Interestingly, houses that are monitoring and reviewing ESG performance at a portfolio level are increasingly asking the portfolio companies themselves to pay for the cost of carrying out these reviews. This is partly because they recognise that ESG management is about value creation as well as risk management and compliance.

So what’s the answer? Use existing valuation methodologies. These can effectively quantify both the intangible and tangible value from managing environmental and social issues. This kind of valuation exercise first requires access to data though. PE houses must have the ability to systematically collect relevant ESG and financial data from their portfolio companies.

As we saw at the beginning of this document, some PE houses are starting to capture and report impacts more fully. Let’s take a further look at KKR.

3) Ramp up reporting – for the sake of all stakeholders

There has been a trend among some PE houses to report ESG progress on a case-study basis. This can be a particularly effective reporting tool post-exit, to show the value created while the company was owned by the PE house.

But soon case studies won’t be enough. LPs are paying much more attention to the data they are getting from PE houses. They are asking more of them in their questionnaires. They are pressuring for more transparency in ESG-related information.

Figure 1

The good news is that PE houses can benefit greatly from the progress in the corporate sector on sustainability reporting and integrated reporting. Which key performance indicators (KPIs) should be included in reports? What metrics can be used to measure intangible value from ESG activities? Here’s an example (See Figure 1):

The second piece of good news is that PE houses can share this knowledge effectively across their portfolio companies during the hold period. They can strive for consistent reporting from all portfolio companies. They might host knowledge-sharing conferences for portfolio companies to learn from each other. They can call on specialists to help transition portfolio companies through the process.

Some PE houses have already set mini- mum ESG reporting metrics or KPIs such as the ones above. They expect portfolio companies to measure, monitor and report upwards, based on these.

With consistent reporting in place, the PE house gets a view of individual company progress over time. They can also compare, company-to-company, typically within a given sector.

As they become more sophisticated in reporting, PE houses can engage more proactively with LPs. They can work together to shape and streamline future RI reporting to them rather than being on the back foot and struggling to report similar, but different, information to individual LPs. CalPERS is doing just this by developing a ‘Manager Assessment Tool’ to help its manager selection process by ranking managers on key ESG issues.

Are we brave enough to go this far?

So, fast-forward a few years.

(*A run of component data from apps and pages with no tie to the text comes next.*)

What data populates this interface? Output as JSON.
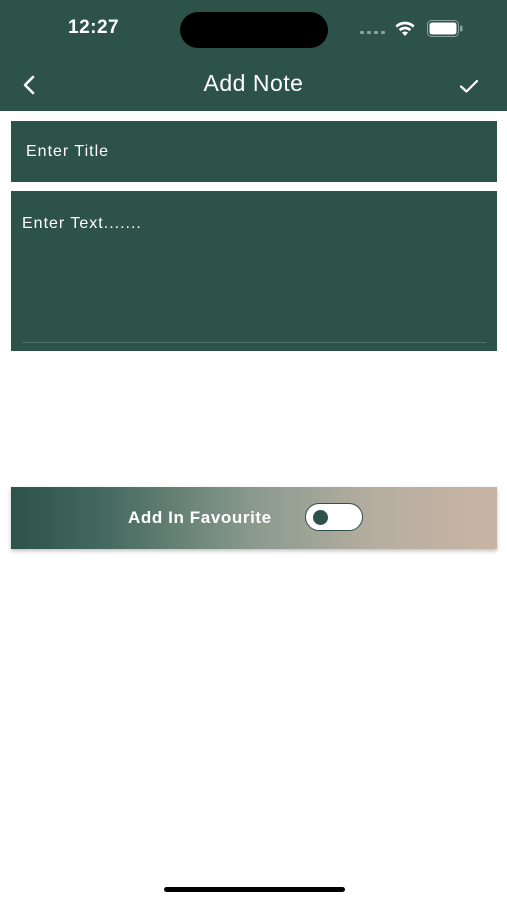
{
  "status_bar": {
    "time": "12:27"
  },
  "header": {
    "title": "Add Note",
    "back_icon": "chevron-left-icon",
    "save_icon": "checkmark-icon",
    "background_color": "#2c5249"
  },
  "form": {
    "title_placeholder": "Enter Title",
    "title_value": "",
    "text_placeholder": "Enter Text.......",
    "text_value": ""
  },
  "favourite": {
    "label": "Add In Favourite",
    "enabled": false
  },
  "colors": {
    "primary": "#2c5249",
    "gradient_end": "#c9b4a4"
  }
}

PE companies are taking a strategic, value creating approach to ESG issue management. They have increased their knowledge through innovative partnerships with NGOs. Deal teams have been trained on responsible investment. There’s more structure around measuring and reporting the value of ESG programmes. Portfolio companies are enjoying the benefits of a proactive ESG approach. LPs are receiving transparent, insightful information.

At this point the PE industry could be in a position to give something back. Sitting atop integrated reports, consol- idated from across their portfolio companies, using a consistent set of KPIs gives them a great advantage.

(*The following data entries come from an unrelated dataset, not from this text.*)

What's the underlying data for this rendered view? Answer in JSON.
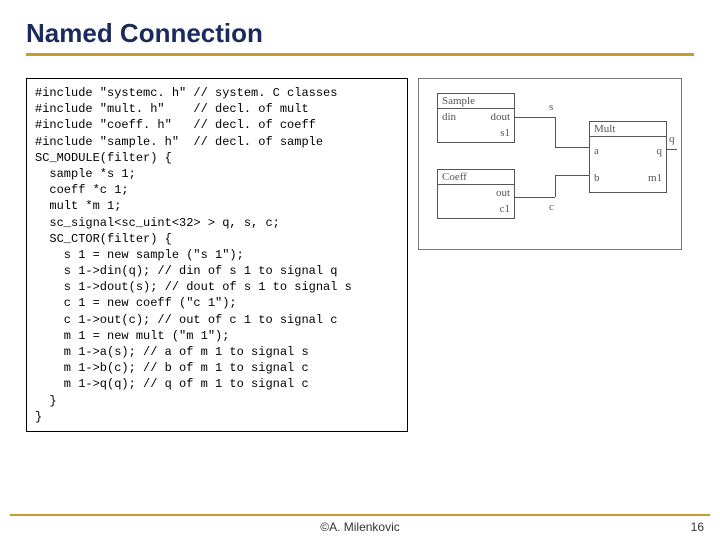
{
  "title": "Named Connection",
  "code": "#include \"systemc. h\" // system. C classes\n#include \"mult. h\"    // decl. of mult\n#include \"coeff. h\"   // decl. of coeff\n#include \"sample. h\"  // decl. of sample\nSC_MODULE(filter) {\n  sample *s 1;\n  coeff *c 1;\n  mult *m 1;\n  sc_signal<sc_uint<32> > q, s, c;\n  SC_CTOR(filter) {\n    s 1 = new sample (\"s 1\");\n    s 1->din(q); // din of s 1 to signal q\n    s 1->dout(s); // dout of s 1 to signal s\n    c 1 = new coeff (\"c 1\");\n    c 1->out(c); // out of c 1 to signal c\n    m 1 = new mult (\"m 1\");\n    m 1->a(s); // a of m 1 to signal s\n    m 1->b(c); // b of m 1 to signal c\n    m 1->q(q); // q of m 1 to signal c\n  }\n}",
  "diagram": {
    "sample": {
      "title": "Sample",
      "ports": {
        "din": "din",
        "dout": "dout"
      },
      "inst": "s1"
    },
    "coeff": {
      "title": "Coeff",
      "ports": {
        "out": "out"
      },
      "inst": "c1"
    },
    "mult": {
      "title": "Mult",
      "ports": {
        "a": "a",
        "b": "b",
        "q": "q"
      },
      "inst": "m1"
    },
    "signals": {
      "s": "s",
      "c": "c",
      "q": "q"
    }
  },
  "footer": {
    "author": "©A. Milenkovic",
    "page": "16"
  },
  "chart_data": {
    "type": "diagram",
    "title": "Named Connection block diagram",
    "modules": [
      {
        "name": "Sample",
        "instance": "s1",
        "ports": [
          "din",
          "dout"
        ]
      },
      {
        "name": "Coeff",
        "instance": "c1",
        "ports": [
          "out"
        ]
      },
      {
        "name": "Mult",
        "instance": "m1",
        "ports": [
          "a",
          "b",
          "q"
        ]
      }
    ],
    "signals": [
      "s",
      "c",
      "q"
    ],
    "connections": [
      {
        "from": "s1.dout",
        "to": "m1.a",
        "signal": "s"
      },
      {
        "from": "c1.out",
        "to": "m1.b",
        "signal": "c"
      },
      {
        "from": "m1.q",
        "to": "s1.din",
        "signal": "q"
      }
    ]
  }
}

At this aggregate level, sector-based ESG issues and opportunities will become apparent. By sharing the insight from the integrated reports back through their portfolio companies they can create a domino effect of sector-specific learning.

PE houses will have enhanced their understanding of the most useful KPIs to include in an integrated report from a sustainable accounting point of view. They can share these with the industry actors in the corporate sector.

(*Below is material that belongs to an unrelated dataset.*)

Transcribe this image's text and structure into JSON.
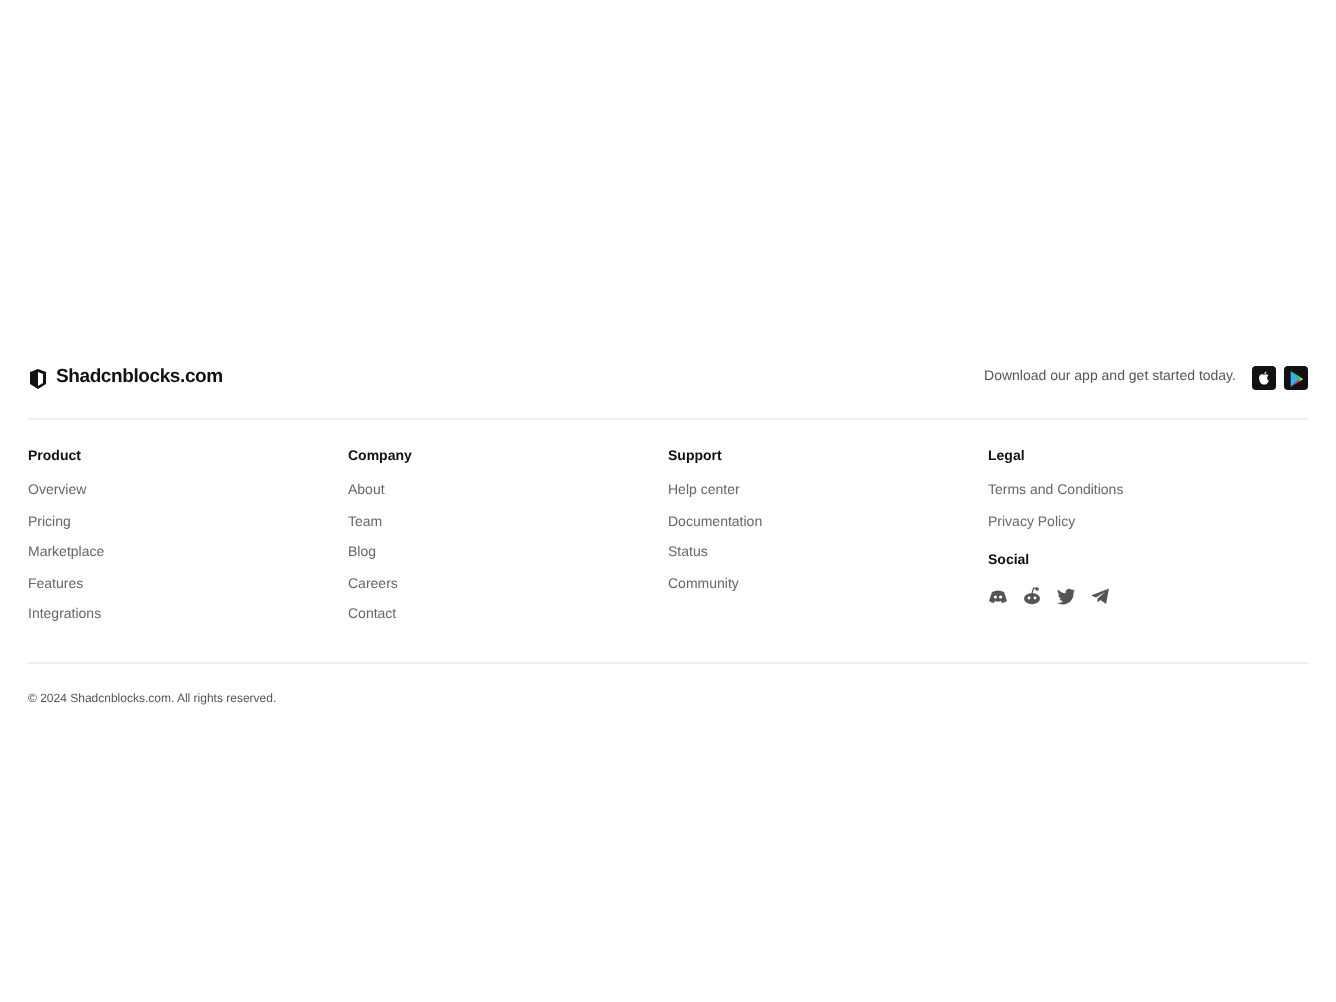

Limited partners could use the insight gained from their private equity invest- ments to the benefit of their public equity ones. And as LPs start demanding integrated reports and using the PE model for their public equity asset managers, they would drive further transparency in ESG-related information.